The Night Gardener follows two abandoned Irish siblings who travel to work as servants at a creepy, crumbling English manor house. But the house and its family are not quite what they seem. Soon the children are confronted by a mysterious spectre and an ancient curse that threatens their very lives. With Auxier’s exquisite command of language, The Night Gardener is a mesmerizing read and a classic in the making.
The Night Gardener may be pegged as middle grade, but it certainly scared me as a reader at times. The story is of two Irish siblings, Molly and Kip, whose parents were lost at sea and they are on their way to find work in England. At least they would be, if anyone would tell them where to find the house in the woods, one that no one dares to near. On the way they meet an old woman, who tells them the way in exchange for a story, she is curious as to what happens at the house they are on their way to.
Molly is a story teller herself and you can tell from the beginning that there is a secret that she is keeping from her younger brother, who limps and has to use a crutch to get around. She pretends as though her parents are on the way to them, but it seems there is more that she knows about what happened before the orphanage and leaving for this job that she wants to reveal. Upon reaching the home, there is an eerie air to it, but a darling little girl named Penny opens the door and starts to rifle through Molly’s things, breaking the mood in only a way a silly little girl could.
The mistress of the house is one not to be trifled with and she reluctantly takes on Molly and her brother, but says that Kip must sleep outside, so not to infect the rest of the family with his crippled state. She seems cruel, but is keeping her own secret. Penny has a cruel older brother Alistair, who loves sweets and bullying anything smaller than himself. Kip interferes on a couple of occasions, when he takes to bullying his younger sister. The rest of the mystery comes from the strange tree that is a part of the house itself and a room that is not supposed to be entered.

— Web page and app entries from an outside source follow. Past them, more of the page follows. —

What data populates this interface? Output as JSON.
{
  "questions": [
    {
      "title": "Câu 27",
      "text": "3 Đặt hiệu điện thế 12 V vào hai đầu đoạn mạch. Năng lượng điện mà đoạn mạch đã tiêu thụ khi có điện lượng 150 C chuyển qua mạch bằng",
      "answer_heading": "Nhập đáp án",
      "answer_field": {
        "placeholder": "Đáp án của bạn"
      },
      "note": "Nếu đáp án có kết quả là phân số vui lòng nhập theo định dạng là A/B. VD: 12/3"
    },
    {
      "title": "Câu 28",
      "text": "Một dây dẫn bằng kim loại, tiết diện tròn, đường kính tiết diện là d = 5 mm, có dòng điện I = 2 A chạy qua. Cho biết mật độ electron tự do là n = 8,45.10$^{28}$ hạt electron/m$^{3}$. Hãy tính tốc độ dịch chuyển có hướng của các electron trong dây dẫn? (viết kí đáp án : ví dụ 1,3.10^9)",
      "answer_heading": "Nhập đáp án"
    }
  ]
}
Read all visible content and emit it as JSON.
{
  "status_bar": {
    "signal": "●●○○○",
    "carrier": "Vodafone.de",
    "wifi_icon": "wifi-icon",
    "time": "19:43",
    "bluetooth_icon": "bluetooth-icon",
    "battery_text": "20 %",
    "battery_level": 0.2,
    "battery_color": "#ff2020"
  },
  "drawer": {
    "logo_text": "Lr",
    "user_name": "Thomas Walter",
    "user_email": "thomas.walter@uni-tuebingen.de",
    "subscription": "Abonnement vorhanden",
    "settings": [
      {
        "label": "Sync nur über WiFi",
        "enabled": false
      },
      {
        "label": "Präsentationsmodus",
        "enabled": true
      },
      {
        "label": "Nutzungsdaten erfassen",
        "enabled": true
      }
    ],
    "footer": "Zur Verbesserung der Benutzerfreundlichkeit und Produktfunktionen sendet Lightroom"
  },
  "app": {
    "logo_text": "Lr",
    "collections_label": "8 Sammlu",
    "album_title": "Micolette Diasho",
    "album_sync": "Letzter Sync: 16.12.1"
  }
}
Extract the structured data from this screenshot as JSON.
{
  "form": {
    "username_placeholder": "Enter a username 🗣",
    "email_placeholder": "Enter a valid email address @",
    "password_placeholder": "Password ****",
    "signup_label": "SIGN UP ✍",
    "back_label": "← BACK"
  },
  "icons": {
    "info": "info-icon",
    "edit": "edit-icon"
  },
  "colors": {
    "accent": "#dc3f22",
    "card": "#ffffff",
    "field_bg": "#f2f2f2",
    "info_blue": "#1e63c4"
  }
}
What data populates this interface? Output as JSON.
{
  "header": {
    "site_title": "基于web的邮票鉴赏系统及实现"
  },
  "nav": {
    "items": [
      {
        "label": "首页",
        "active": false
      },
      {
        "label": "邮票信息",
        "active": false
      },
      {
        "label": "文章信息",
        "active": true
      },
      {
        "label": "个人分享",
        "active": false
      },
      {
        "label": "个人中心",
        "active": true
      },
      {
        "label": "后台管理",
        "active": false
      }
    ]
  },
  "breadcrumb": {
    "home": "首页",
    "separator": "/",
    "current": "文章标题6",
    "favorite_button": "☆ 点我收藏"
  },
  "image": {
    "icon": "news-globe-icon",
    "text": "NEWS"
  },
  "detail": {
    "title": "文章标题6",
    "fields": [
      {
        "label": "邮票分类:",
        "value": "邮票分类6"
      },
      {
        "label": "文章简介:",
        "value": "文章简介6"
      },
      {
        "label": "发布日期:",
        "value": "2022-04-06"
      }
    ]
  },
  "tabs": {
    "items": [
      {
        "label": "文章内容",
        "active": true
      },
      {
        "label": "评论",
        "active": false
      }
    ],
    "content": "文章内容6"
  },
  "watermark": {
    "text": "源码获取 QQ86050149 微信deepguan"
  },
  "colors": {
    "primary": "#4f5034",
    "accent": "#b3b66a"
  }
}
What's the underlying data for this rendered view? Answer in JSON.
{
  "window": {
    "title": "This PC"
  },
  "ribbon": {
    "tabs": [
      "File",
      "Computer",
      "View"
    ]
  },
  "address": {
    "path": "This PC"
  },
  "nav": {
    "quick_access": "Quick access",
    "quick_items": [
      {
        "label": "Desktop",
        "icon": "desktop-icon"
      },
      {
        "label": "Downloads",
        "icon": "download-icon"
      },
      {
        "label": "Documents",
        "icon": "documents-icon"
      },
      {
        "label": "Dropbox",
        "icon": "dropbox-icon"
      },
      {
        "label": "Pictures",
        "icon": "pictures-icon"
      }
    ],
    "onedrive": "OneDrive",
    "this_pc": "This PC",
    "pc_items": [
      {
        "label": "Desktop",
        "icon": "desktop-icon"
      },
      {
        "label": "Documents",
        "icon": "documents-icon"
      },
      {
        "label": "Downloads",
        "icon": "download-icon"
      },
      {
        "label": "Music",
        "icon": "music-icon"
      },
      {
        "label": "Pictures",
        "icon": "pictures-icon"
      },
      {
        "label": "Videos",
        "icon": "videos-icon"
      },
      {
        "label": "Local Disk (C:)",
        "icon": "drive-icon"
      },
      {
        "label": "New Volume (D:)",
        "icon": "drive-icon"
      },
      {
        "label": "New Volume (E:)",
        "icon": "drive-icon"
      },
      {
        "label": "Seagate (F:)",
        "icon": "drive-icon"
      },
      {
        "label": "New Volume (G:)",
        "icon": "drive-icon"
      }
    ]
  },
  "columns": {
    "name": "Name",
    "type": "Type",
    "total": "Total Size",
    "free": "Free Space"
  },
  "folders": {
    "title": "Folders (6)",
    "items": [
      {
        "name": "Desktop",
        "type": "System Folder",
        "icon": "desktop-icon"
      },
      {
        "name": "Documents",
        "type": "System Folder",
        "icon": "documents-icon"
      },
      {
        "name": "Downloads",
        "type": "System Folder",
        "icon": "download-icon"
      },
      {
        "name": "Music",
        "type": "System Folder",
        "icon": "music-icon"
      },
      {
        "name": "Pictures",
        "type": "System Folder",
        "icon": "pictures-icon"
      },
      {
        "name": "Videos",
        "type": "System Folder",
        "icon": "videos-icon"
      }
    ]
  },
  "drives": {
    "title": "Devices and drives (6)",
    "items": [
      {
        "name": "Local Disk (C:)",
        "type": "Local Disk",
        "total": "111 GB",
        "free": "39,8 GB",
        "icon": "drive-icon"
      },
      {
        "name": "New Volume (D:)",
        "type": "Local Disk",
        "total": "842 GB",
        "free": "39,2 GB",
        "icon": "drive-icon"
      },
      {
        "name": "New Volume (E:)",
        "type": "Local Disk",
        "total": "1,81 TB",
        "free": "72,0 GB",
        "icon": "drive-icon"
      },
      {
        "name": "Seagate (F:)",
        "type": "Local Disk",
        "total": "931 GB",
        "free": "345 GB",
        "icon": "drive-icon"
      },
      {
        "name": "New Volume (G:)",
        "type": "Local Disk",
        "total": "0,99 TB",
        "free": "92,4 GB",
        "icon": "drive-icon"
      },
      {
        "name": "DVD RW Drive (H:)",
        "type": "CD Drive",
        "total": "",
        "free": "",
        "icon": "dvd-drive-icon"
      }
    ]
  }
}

Curiosity brings Molly to find out what is behind the door, seeing the different family members go through and come out with something of value to themselves, bags of money, sweets, books about Penny’s adventures, and a ring for the mistress. Mixed in with this is the terrifying nightmares that come while sleeping in the house, and one night Molly awakes to a wild wind throwing leaves throughout and revealing a frightening man who seems to be taking care of the large tree with a watering can. What all this has to do with the family becoming paler and sicker, Molly is not sure.
I absolutely loved The Night Gardener, the suspense, the horror and the unique characters that Auxier wraps into the book. Molly is a great character, with her own strength and courage who feels the need to figure out the mystery, while keeping her brother safe. All the elements fell into place and made for a fantastic read that will keep you up all night.